Raw data section start
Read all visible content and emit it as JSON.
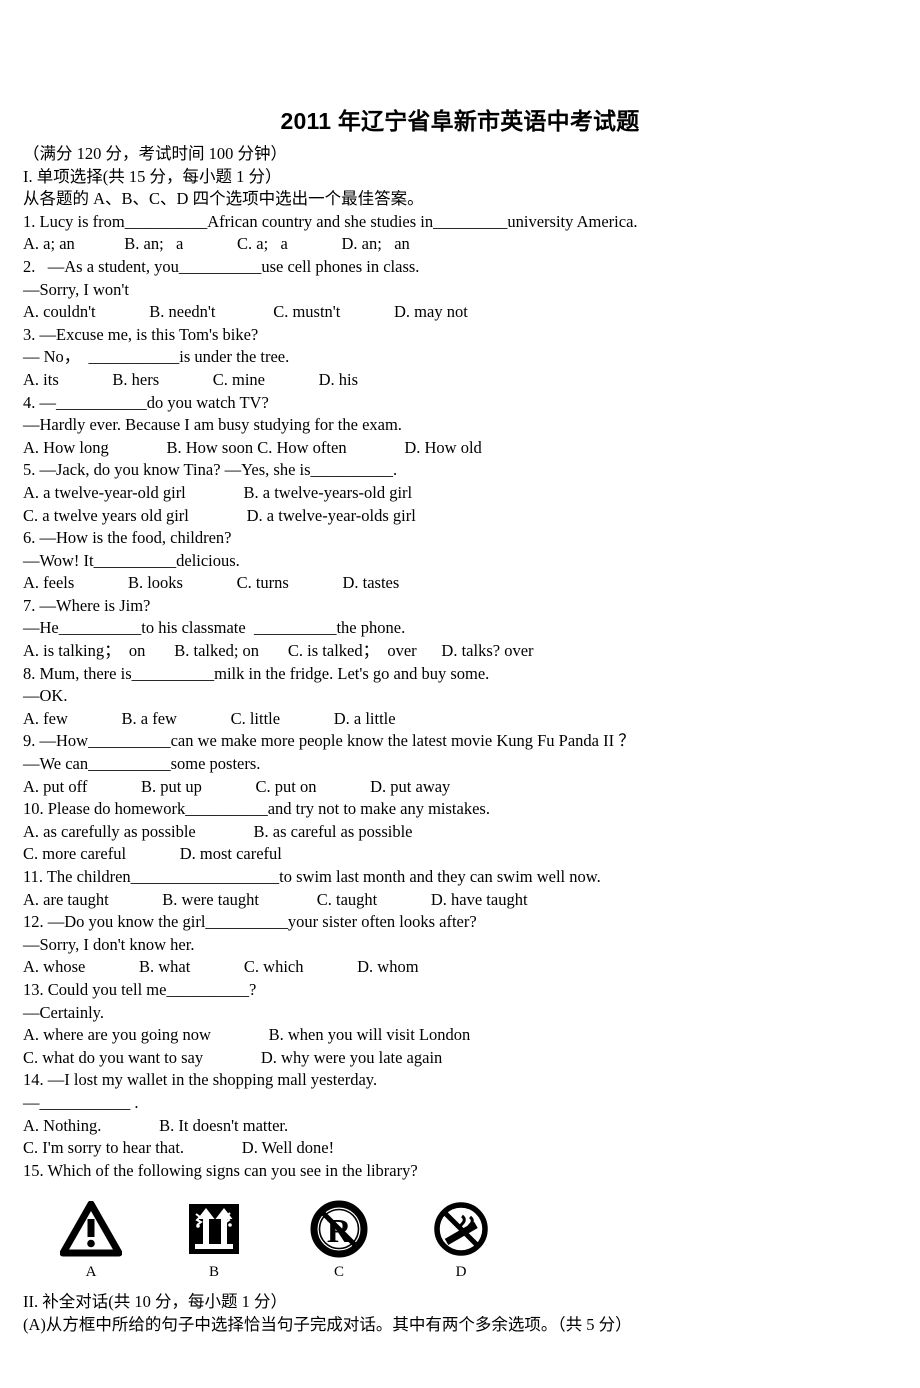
{
  "document": {
    "title": "2011 年辽宁省阜新市英语中考试题",
    "header_info": "（满分 120 分，考试时间 100 分钟）",
    "section_i_heading": "I. 单项选择(共 15 分，每小题 1 分）",
    "section_i_instruction": "从各题的 A、B、C、D 四个选项中选出一个最佳答案。",
    "section_ii_heading": "II. 补全对话(共 10 分，每小题 1 分）",
    "section_ii_instruction": "(A)从方框中所给的句子中选择恰当句子完成对话。其中有两个多余选项。（共 5 分）"
  },
  "lines": [
    "1. Lucy is from__________African country and she studies in_________university America.",
    "A. a; an            B. an;   a             C. a;   a             D. an;   an",
    "2.   —As a student, you__________use cell phones in class.",
    "—Sorry, I won't",
    "A. couldn't             B. needn't              C. mustn't             D. may not",
    "3. —Excuse me, is this Tom's bike?",
    "— No，  ___________is under the tree.",
    "A. its             B. hers             C. mine             D. his",
    "4. —___________do you watch TV?",
    "—Hardly ever. Because I am busy studying for the exam.",
    "A. How long              B. How soon C. How often              D. How old",
    "5. —Jack, do you know Tina? —Yes, she is__________.",
    "A. a twelve-year-old girl              B. a twelve-years-old girl",
    "C. a twelve years old girl              D. a twelve-year-olds girl",
    "6. —How is the food, children?",
    "—Wow! It__________delicious.",
    "A. feels             B. looks             C. turns             D. tastes",
    "7. —Where is Jim?",
    "—He__________to his classmate  __________the phone.",
    "A. is talking；  on       B. talked; on       C. is talked；  over      D. talks? over",
    "8. Mum, there is__________milk in the fridge. Let's go and buy some.",
    "—OK.",
    "A. few             B. a few             C. little             D. a little",
    "9. —How__________can we make more people know the latest movie Kung Fu Panda II ？",
    "—We can__________some posters.",
    "A. put off             B. put up             C. put on             D. put away",
    "10. Please do homework__________and try not to make any mistakes.",
    "A. as carefully as possible              B. as careful as possible",
    "C. more careful             D. most careful",
    "11. The children__________________to swim last month and they can swim well now.",
    "A. are taught             B. were taught              C. taught             D. have taught",
    "12. —Do you know the girl__________your sister often looks after?",
    "—Sorry, I don't know her.",
    "A. whose             B. what             C. which             D. whom",
    "13. Could you tell me__________?",
    "—Certainly.",
    "A. where are you going now              B. when you will visit London",
    "C. what do you want to say              D. why were you late again",
    "14. —I lost my wallet in the shopping mall yesterday.",
    "—___________ .",
    "A. Nothing.              B. It doesn't matter.",
    "C. I'm sorry to hear that.              D. Well done!",
    "15. Which of the following signs can you see in the library?"
  ],
  "signs": [
    {
      "label": "A",
      "icon": "warning-triangle-icon"
    },
    {
      "label": "B",
      "icon": "keep-dry-arrows-icon"
    },
    {
      "label": "C",
      "icon": "no-parking-circle-r-icon"
    },
    {
      "label": "D",
      "icon": "no-smoking-icon"
    }
  ],
  "colors": {
    "ink": "#000000",
    "paper": "#ffffff"
  }
}
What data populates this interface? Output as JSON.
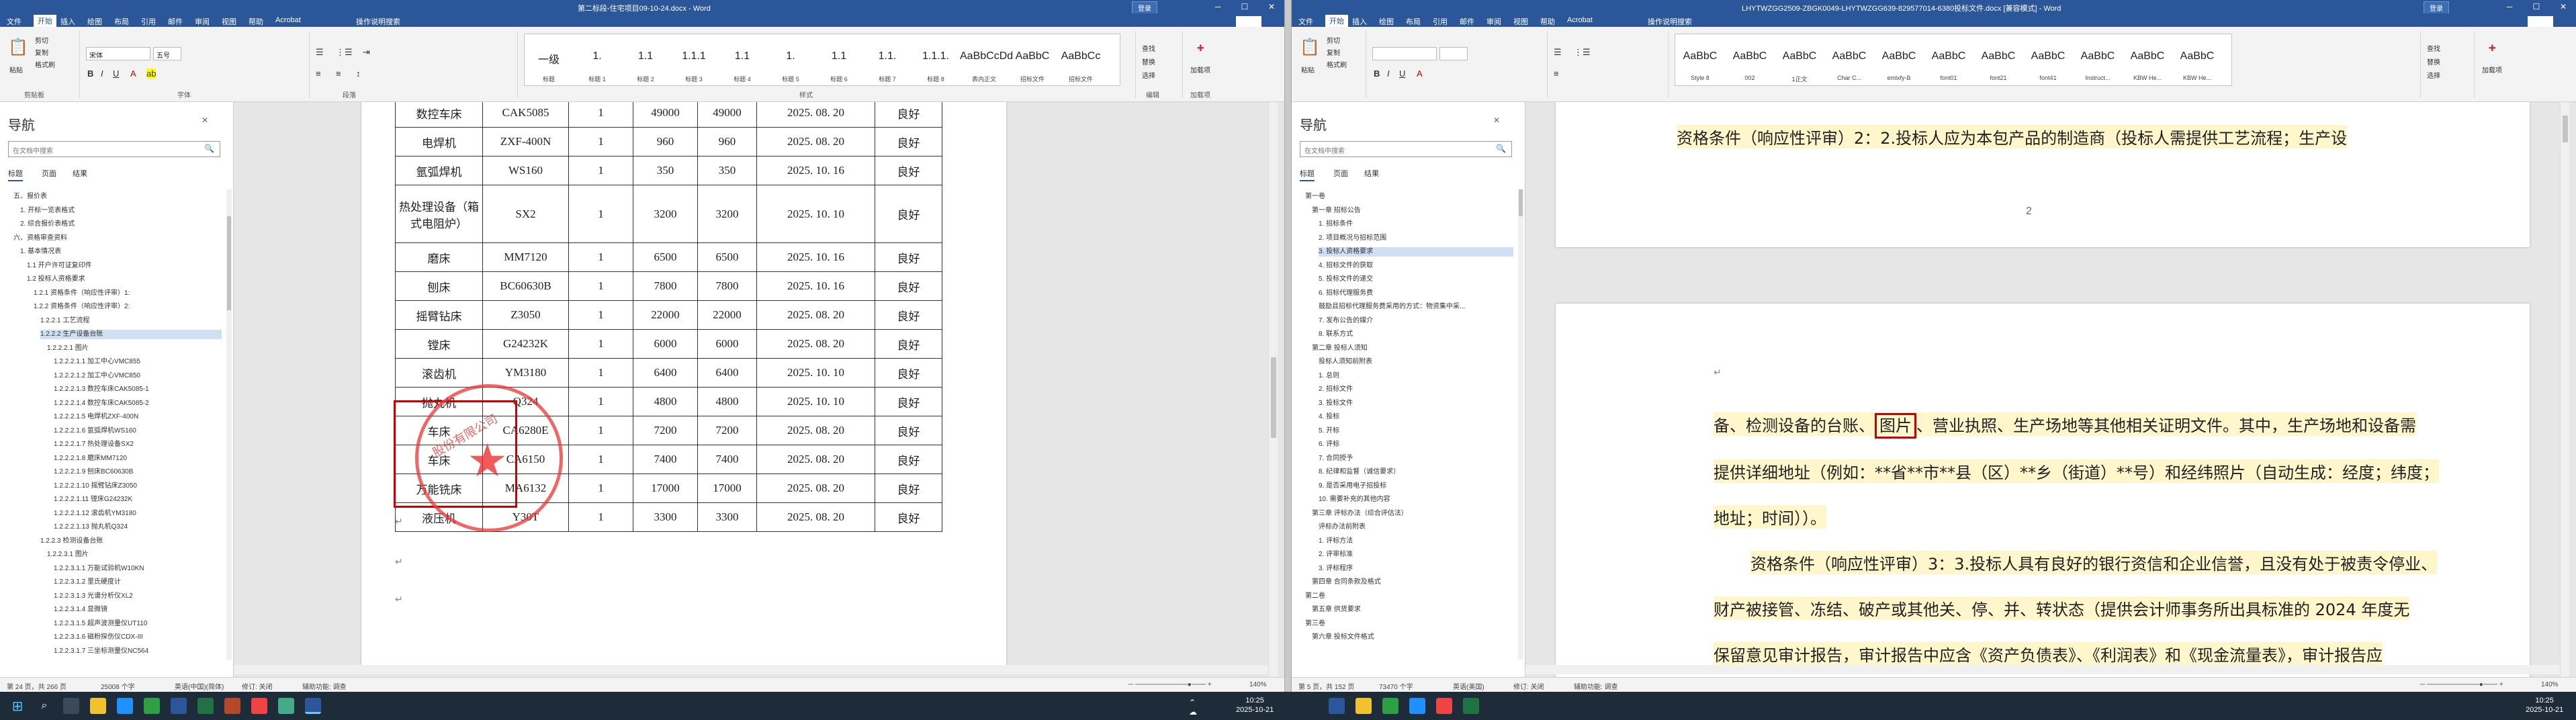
{
  "left_window": {
    "title": "第二标段-住宅项目09-10-24.docx - Word",
    "login": "登录",
    "menu": [
      "文件",
      "开始",
      "插入",
      "绘图",
      "布局",
      "引用",
      "邮件",
      "审阅",
      "视图",
      "帮助",
      "Acrobat",
      "操作说明搜索"
    ],
    "share": "共享",
    "ribbon": {
      "paste": "粘贴",
      "clipboard_items": [
        "剪切",
        "复制",
        "格式刷"
      ],
      "clipboard_label": "剪贴板",
      "font_name": "宋体",
      "font_size": "五号",
      "font_label": "字体",
      "para_label": "段落",
      "styles": [
        {
          "preview": "一级",
          "name": "标题"
        },
        {
          "preview": "1.",
          "name": "标题 1"
        },
        {
          "preview": "1.1",
          "name": "标题 2"
        },
        {
          "preview": "1.1.1",
          "name": "标题 3"
        },
        {
          "preview": "1.1",
          "name": "标题 4"
        },
        {
          "preview": "1.",
          "name": "标题 5"
        },
        {
          "preview": "1.1",
          "name": "标题 6"
        },
        {
          "preview": "1.1.",
          "name": "标题 7"
        },
        {
          "preview": "1.1.1.",
          "name": "标题 8"
        },
        {
          "preview": "AaBbCcDd",
          "name": "表内正文"
        },
        {
          "preview": "AaBbC",
          "name": "招标文件"
        },
        {
          "preview": "AaBbCc",
          "name": "招标文件"
        }
      ],
      "styles_label": "样式",
      "edit_items": [
        "查找",
        "替换",
        "选择"
      ],
      "edit_label": "编辑",
      "sign": "加载项",
      "sign2": "加载项"
    },
    "nav": {
      "title": "导航",
      "search_placeholder": "在文档中搜索",
      "tabs": [
        "标题",
        "页面",
        "结果"
      ],
      "items": [
        {
          "t": "五、报价表",
          "l": 1,
          "s": false
        },
        {
          "t": "1. 开标一览表格式",
          "l": 2,
          "s": false
        },
        {
          "t": "2. 综合报价表格式",
          "l": 2,
          "s": false
        },
        {
          "t": "六、资格审查资料",
          "l": 1,
          "s": false
        },
        {
          "t": "1. 基本情况表",
          "l": 2,
          "s": false
        },
        {
          "t": "1.1 开户许可证复印件",
          "l": 3,
          "s": false
        },
        {
          "t": "1.2 投标人资格要求",
          "l": 3,
          "s": false
        },
        {
          "t": "1.2.1 资格条件（响应性评审）1:",
          "l": 4,
          "s": false
        },
        {
          "t": "1.2.2 资格条件（响应性评审）2:",
          "l": 4,
          "s": false
        },
        {
          "t": "1.2.2.1 工艺流程",
          "l": 5,
          "s": false
        },
        {
          "t": "1.2.2.2 生产设备台账",
          "l": 5,
          "s": true
        },
        {
          "t": "1.2.2.2.1 图片",
          "l": 6,
          "s": false
        },
        {
          "t": "1.2.2.2.1.1 加工中心VMC855",
          "l": 7,
          "s": false
        },
        {
          "t": "1.2.2.2.1.2 加工中心VMC850",
          "l": 7,
          "s": false
        },
        {
          "t": "1.2.2.2.1.3 数控车床CAK5085-1",
          "l": 7,
          "s": false
        },
        {
          "t": "1.2.2.2.1.4 数控车床CAK5085-2",
          "l": 7,
          "s": false
        },
        {
          "t": "1.2.2.2.1.5 电焊机ZXF-400N",
          "l": 7,
          "s": false
        },
        {
          "t": "1.2.2.2.1.6 氩弧焊机WS160",
          "l": 7,
          "s": false
        },
        {
          "t": "1.2.2.2.1.7 热处理设备SX2",
          "l": 7,
          "s": false
        },
        {
          "t": "1.2.2.2.1.8 磨床MM7120",
          "l": 7,
          "s": false
        },
        {
          "t": "1.2.2.2.1.9 刨床BC60630B",
          "l": 7,
          "s": false
        },
        {
          "t": "1.2.2.2.1.10 摇臂钻床Z3050",
          "l": 7,
          "s": false
        },
        {
          "t": "1.2.2.2.1.11 镗床G24232K",
          "l": 7,
          "s": false
        },
        {
          "t": "1.2.2.2.1.12 滚齿机YM3180",
          "l": 7,
          "s": false
        },
        {
          "t": "1.2.2.2.1.13 抛丸机Q324",
          "l": 7,
          "s": false
        },
        {
          "t": "1.2.2.3 检测设备台账",
          "l": 5,
          "s": false
        },
        {
          "t": "1.2.2.3.1 图片",
          "l": 6,
          "s": false
        },
        {
          "t": "1.2.2.3.1.1 万能试验机W10KN",
          "l": 7,
          "s": false
        },
        {
          "t": "1.2.2.3.1.2 里氏硬度计",
          "l": 7,
          "s": false
        },
        {
          "t": "1.2.2.3.1.3 光谱分析仪XL2",
          "l": 7,
          "s": false
        },
        {
          "t": "1.2.2.3.1.4 显微镜",
          "l": 7,
          "s": false
        },
        {
          "t": "1.2.2.3.1.5 超声波测量仪UT110",
          "l": 7,
          "s": false
        },
        {
          "t": "1.2.2.3.1.6 磁粉探伤仪CDX-III",
          "l": 7,
          "s": false
        },
        {
          "t": "1.2.2.3.1.7 三坐标测量仪NC564",
          "l": 7,
          "s": false
        }
      ]
    },
    "table": [
      [
        "数控车床",
        "CAK5085",
        "1",
        "49000",
        "49000",
        "2025. 08. 20",
        "良好"
      ],
      [
        "电焊机",
        "ZXF-400N",
        "1",
        "960",
        "960",
        "2025. 08. 20",
        "良好"
      ],
      [
        "氩弧焊机",
        "WS160",
        "1",
        "350",
        "350",
        "2025. 10. 16",
        "良好"
      ],
      [
        "热处理设备（箱式电阻炉）",
        "SX2",
        "1",
        "3200",
        "3200",
        "2025. 10. 10",
        "良好"
      ],
      [
        "磨床",
        "MM7120",
        "1",
        "6500",
        "6500",
        "2025. 10. 16",
        "良好"
      ],
      [
        "刨床",
        "BC60630B",
        "1",
        "7800",
        "7800",
        "2025. 10. 16",
        "良好"
      ],
      [
        "摇臂钻床",
        "Z3050",
        "1",
        "22000",
        "22000",
        "2025. 08. 20",
        "良好"
      ],
      [
        "镗床",
        "G24232K",
        "1",
        "6000",
        "6000",
        "2025. 08. 20",
        "良好"
      ],
      [
        "滚齿机",
        "YM3180",
        "1",
        "6400",
        "6400",
        "2025. 10. 10",
        "良好"
      ],
      [
        "抛丸机",
        "Q324",
        "1",
        "4800",
        "4800",
        "2025. 10. 10",
        "良好"
      ],
      [
        "车床",
        "CA6280E",
        "1",
        "7200",
        "7200",
        "2025. 08. 20",
        "良好"
      ],
      [
        "车床",
        "CA6150",
        "1",
        "7400",
        "7400",
        "2025. 08. 20",
        "良好"
      ],
      [
        "万能铣床",
        "MA6132",
        "1",
        "17000",
        "17000",
        "2025. 08. 20",
        "良好"
      ],
      [
        "液压机",
        "Y30T",
        "1",
        "3300",
        "3300",
        "2025. 08. 20",
        "良好"
      ]
    ],
    "stamp_text": "股份有限公司",
    "status": [
      "第 24 页，共 266 页",
      "25008 个字",
      "英语(中国)(简体)",
      "修订: 关闭",
      "辅助功能: 调查",
      "140%"
    ]
  },
  "right_window": {
    "title": "LHYTWZGG2509-ZBGK0049-LHYTWZGG639-829577014-6380投标文件.docx [兼容模式] - Word",
    "login": "登录",
    "menu": [
      "文件",
      "开始",
      "插入",
      "绘图",
      "布局",
      "引用",
      "邮件",
      "审阅",
      "视图",
      "帮助",
      "Acrobat",
      "操作说明搜索"
    ],
    "share": "共享",
    "ribbon": {
      "paste": "粘贴",
      "clipboard_items": [
        "剪切",
        "复制",
        "格式刷"
      ],
      "styles": [
        {
          "preview": "AaBbC",
          "name": "Style 8"
        },
        {
          "preview": "AaBbC",
          "name": "002"
        },
        {
          "preview": "AaBbC",
          "name": "1正文"
        },
        {
          "preview": "AaBbC",
          "name": "Char C..."
        },
        {
          "preview": "AaBbC",
          "name": "emlxfy-B"
        },
        {
          "preview": "AaBbC",
          "name": "font01"
        },
        {
          "preview": "AaBbC",
          "name": "font21"
        },
        {
          "preview": "AaBbC",
          "name": "font41"
        },
        {
          "preview": "AaBbC",
          "name": "Instruct..."
        },
        {
          "preview": "AaBbC",
          "name": "KBW He..."
        },
        {
          "preview": "AaBbC",
          "name": "KBW He..."
        }
      ],
      "edit_items": [
        "查找",
        "替换",
        "选择"
      ],
      "sign": "加载项"
    },
    "nav": {
      "title": "导航",
      "search_placeholder": "在文档中搜索",
      "tabs": [
        "标题",
        "页面",
        "结果"
      ],
      "items": [
        {
          "t": "第一卷",
          "l": 1,
          "s": false
        },
        {
          "t": "第一章 招标公告",
          "l": 2,
          "s": false
        },
        {
          "t": "1. 招标条件",
          "l": 3,
          "s": false
        },
        {
          "t": "2. 项目概况与招标范围",
          "l": 3,
          "s": false
        },
        {
          "t": "3. 投标人资格要求",
          "l": 3,
          "s": true
        },
        {
          "t": "4. 招标文件的获取",
          "l": 3,
          "s": false
        },
        {
          "t": "5. 投标文件的递交",
          "l": 3,
          "s": false
        },
        {
          "t": "6. 招标代理服务费",
          "l": 3,
          "s": false
        },
        {
          "t": "鼓励且招标代理服务费采用的方式：物资集中采...",
          "l": 3,
          "s": false
        },
        {
          "t": "7. 发布公告的媒介",
          "l": 3,
          "s": false
        },
        {
          "t": "8. 联系方式",
          "l": 3,
          "s": false
        },
        {
          "t": "第二章 投标人须知",
          "l": 2,
          "s": false
        },
        {
          "t": "投标人须知前附表",
          "l": 3,
          "s": false
        },
        {
          "t": "1. 总则",
          "l": 3,
          "s": false
        },
        {
          "t": "2. 招标文件",
          "l": 3,
          "s": false
        },
        {
          "t": "3. 投标文件",
          "l": 3,
          "s": false
        },
        {
          "t": "4. 投标",
          "l": 3,
          "s": false
        },
        {
          "t": "5. 开标",
          "l": 3,
          "s": false
        },
        {
          "t": "6. 评标",
          "l": 3,
          "s": false
        },
        {
          "t": "7. 合同授予",
          "l": 3,
          "s": false
        },
        {
          "t": "8. 纪律和监督（诚信要求）",
          "l": 3,
          "s": false
        },
        {
          "t": "9. 是否采用电子招投标",
          "l": 3,
          "s": false
        },
        {
          "t": "10. 需要补充的其他内容",
          "l": 3,
          "s": false
        },
        {
          "t": "第三章 评标办法（综合评估法）",
          "l": 2,
          "s": false
        },
        {
          "t": "评标办法前附表",
          "l": 3,
          "s": false
        },
        {
          "t": "1. 评标方法",
          "l": 3,
          "s": false
        },
        {
          "t": "2. 评审标准",
          "l": 3,
          "s": false
        },
        {
          "t": "3. 评标程序",
          "l": 3,
          "s": false
        },
        {
          "t": "第四章 合同条款及格式",
          "l": 2,
          "s": false
        },
        {
          "t": "第二卷",
          "l": 1,
          "s": false
        },
        {
          "t": "第五章 供货要求",
          "l": 2,
          "s": false
        },
        {
          "t": "第三卷",
          "l": 1,
          "s": false
        },
        {
          "t": "第六章 投标文件格式",
          "l": 2,
          "s": false
        }
      ]
    },
    "doc": {
      "top_para": "资格条件（响应性评审）2：2.投标人应为本包产品的制造商（投标人需提供工艺流程；生产设",
      "page_num": "2",
      "line1_pre": "备、检测设备的台账、",
      "line1_box": "图片",
      "line1_post": "、营业执照、生产场地等其他相关证明文件。其中，生产场地和设备需",
      "line2": "提供详细地址（例如：**省**市**县（区）**乡（街道）**号）和经纬照片（自动生成：经度；纬度；",
      "line3": "地址；时间））。",
      "line4": "资格条件（响应性评审）3：3.投标人具有良好的银行资信和企业信誉，且没有处于被责令停业、",
      "line5": "财产被接管、冻结、破产或其他关、停、并、转状态（提供会计师事务所出具标准的 2024 年度无",
      "line6": "保留意见审计报告，审计报告中应含《资产负债表》、《利润表》和《现金流量表》，审计报告应"
    },
    "status": [
      "第 5 页，共 152 页",
      "73470 个字",
      "英语(美国)",
      "修订: 关闭",
      "辅助功能: 调查",
      "140%"
    ]
  },
  "taskbar": {
    "time": "10:25",
    "date": "2025-10-21"
  }
}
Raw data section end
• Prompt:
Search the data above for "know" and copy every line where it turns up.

• Exercise output:
    "5. —Jack, do you know Tina? —Yes, she is__________.",
    "9. —How__________can we make more people know the latest movie Kung Fu Panda II ？",
    "12. —Do you know the girl__________your sister often looks after?",
    "—Sorry, I don't know her.",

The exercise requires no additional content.